Building on the relationship between offense and defense, we then discussed the Suns' stated desire to push the pace and score at a high rate this season. I joked with Mike that to many Suns fans, the words "high-scoring" bring flashbacks of the "7 seconds or less" teams, who were often (fairly or unfairly) chastised for their perceived lack of defense. I asked Mike how he's going to instill a defensive philosophy in a team that wants to run:
"Well, you can't play fast all the time. You want to play fast to score easy points but you can't play reckless. You have to play to your strengths. Talent determines how a team should play. Taking bad shots makes it harder on defense (and vice versa). It's important to remember that in order to score, you have to get the ball, which you do by playing defense. When it comes down to it, it's tough to win playing at a high pace all the time. The game becomes a chess match in the playoffs, where execution is vital. The team that gets the most easy shots is the one that wins. So your job on defense is to make it hard for the other team to score."
In our conversation about defense, Mike and I also discussed the team's plans to play Goran Dragic and Eric Bledsoe, two players with point guard skillsets, together as the starting backcourt. Dragic is 6'3" with a 6'7" wingspan, while Bledsoe is just 6'1" but has phenomenal length for his size with a 6'7.5" wingspan. Although both players are long, quick, and athletic, I asked Mike how the Suns would deal with defensive mismatches they might face when playing opposing teams with bigger shooting guards:
"Hopefully, their quickness and talent makes up for it. Those guys will learn to be prepared defensively and I will help them prepare. If for some reason we find that the pairing isn't working defensively at some point, it's our job to find a fix. And that goes for every player. Every man will have to be prepared defensively and will have to help cover guys on defense. But the hope with this backcourt is that their quickness and speed provide an advantage for us, making the other team adjust first.
It's hard to fathom that it has only been just over one month since the Suns hired their new crop of assistant coaches. As a self-proclaimed "east coast guy," Mike Longabardi is still getting used to the three hour time zone difference but is otherwise loving Phoenix.
"It's been great. I love the warm weather. My family loves it here and I couldn't be happier. Coming from Boston, I was glad I didn't have to pack a shovel."
Speaking specifically about the Suns franchise, he said, "Everybody has been great to me. The potential is so good here. I'm excited. We're set up well with cap room and trades and we're putting ourselves in good position."

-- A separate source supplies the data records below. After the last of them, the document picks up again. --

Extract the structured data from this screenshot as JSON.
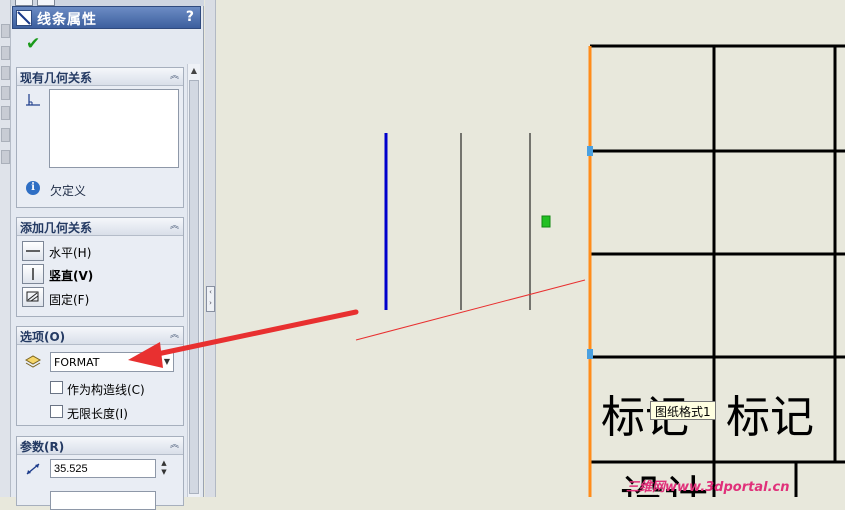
{
  "panel": {
    "title": "线条属性",
    "help": "?",
    "existing_relations": {
      "header": "现有几何关系",
      "status": "欠定义"
    },
    "add_relations": {
      "header": "添加几何关系",
      "horizontal": "水平(H)",
      "vertical": "竖直(V)",
      "fixed": "固定(F)"
    },
    "options": {
      "header": "选项(O)",
      "layer_value": "FORMAT",
      "construction": "作为构造线(C)",
      "infinite_length": "无限长度(I)"
    },
    "parameters": {
      "header": "参数(R)",
      "length_value": "35.525"
    }
  },
  "drawing": {
    "title_block_text_1": "标记",
    "title_block_text_2": "标记",
    "title_block_text_3": "设计"
  },
  "tooltip": "图纸格式1",
  "watermark": "三维网www.3dportal.cn",
  "colors": {
    "title_bar": "#3c5f9e",
    "selected_line": "#0000cc",
    "format_border": "#ff8c1a",
    "arrow": "#e83030",
    "endpoint_marker": "#22c022"
  }
}
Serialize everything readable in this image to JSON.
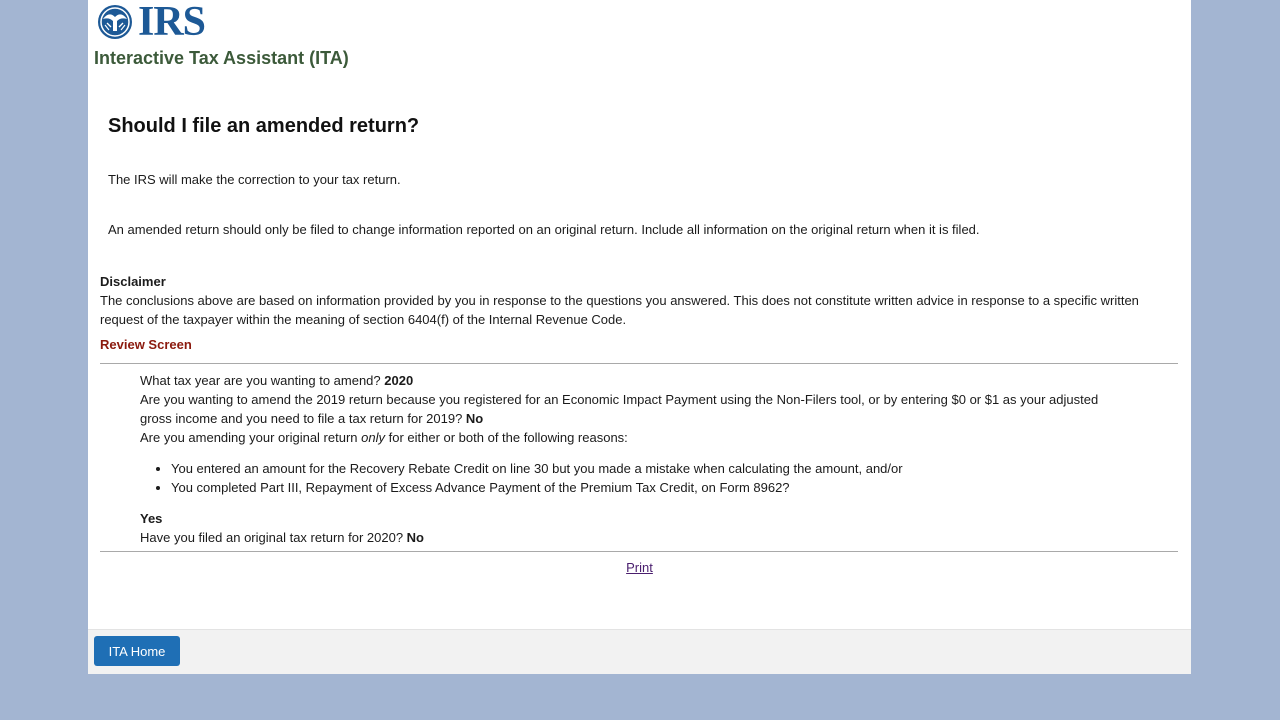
{
  "header": {
    "logo_text": "IRS",
    "app_title": "Interactive Tax Assistant (ITA)"
  },
  "main": {
    "heading": "Should I file an amended return?",
    "paragraphs": [
      "The IRS will make the correction to your tax return.",
      "An amended return should only be filed to change information reported on an original return. Include all information on the original return when it is filed."
    ]
  },
  "disclaimer": {
    "title": "Disclaimer",
    "text": "The conclusions above are based on information provided by you in response to the questions you answered. This does not constitute written advice in response to a specific written request of the taxpayer within the meaning of section 6404(f) of the Internal Revenue Code."
  },
  "review": {
    "title": "Review Screen",
    "q1": "What tax year are you wanting to amend? ",
    "a1": "2020",
    "q2": "Are you wanting to amend the 2019 return because you registered for an Economic Impact Payment using the Non-Filers tool, or by entering $0 or $1 as your adjusted gross income and you need to file a tax return for 2019? ",
    "a2": "No",
    "q3_pre": "Are you amending your original return ",
    "q3_em": "only",
    "q3_post": " for either or both of the following reasons:",
    "bullets": [
      "You entered an amount for the Recovery Rebate Credit on line 30 but you made a mistake when calculating the amount, and/or",
      "You completed Part III, Repayment of Excess Advance Payment of the Premium Tax Credit, on Form 8962?"
    ],
    "a3": "Yes",
    "q4": "Have you filed an original tax return for 2020? ",
    "a4": "No"
  },
  "actions": {
    "print_label": "Print",
    "home_label": "ITA Home"
  },
  "colors": {
    "background": "#a3b5d2",
    "brand_blue": "#1d5996",
    "button_blue": "#1f6fb5",
    "review_title": "#8b1a0e",
    "app_title": "#3c5a3a"
  }
}
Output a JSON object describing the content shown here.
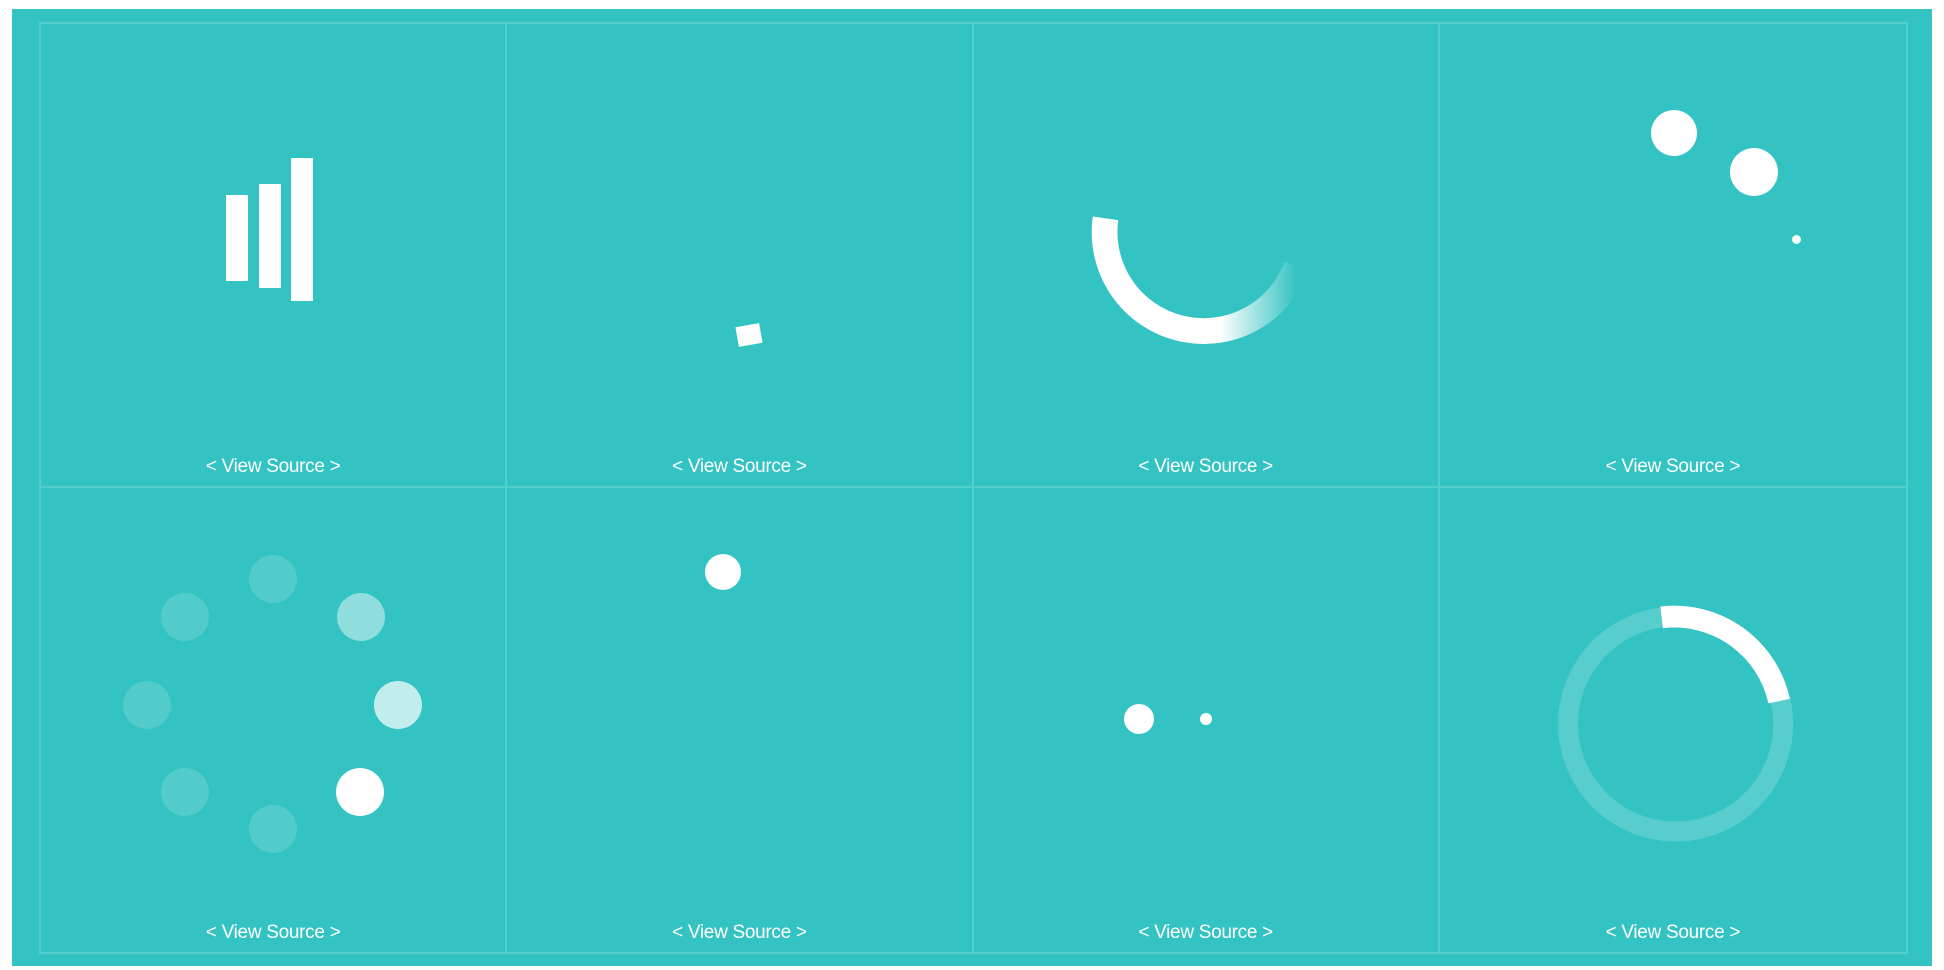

Mike then asked me if he would be seeing me around on game days. When I told him that I (unfortunately) am not from Phoenix, he said that I "should be excited" about what the future has in store for the Suns. In fact, our conversation ended on a note of great optimism (to continue the trend of the Suns' summer thus far, save for this guy) with Mike stating "We're going to put the time in and take no shortcuts. It's great to be a part of this. Everybody should be excited.
*As a bonus, I recommend that fans watch this video of a talk Longabardi delivered to Amherst College's Athletic Leadership Development Program, where he speaks about his responsibilities as the manager of a team's defense.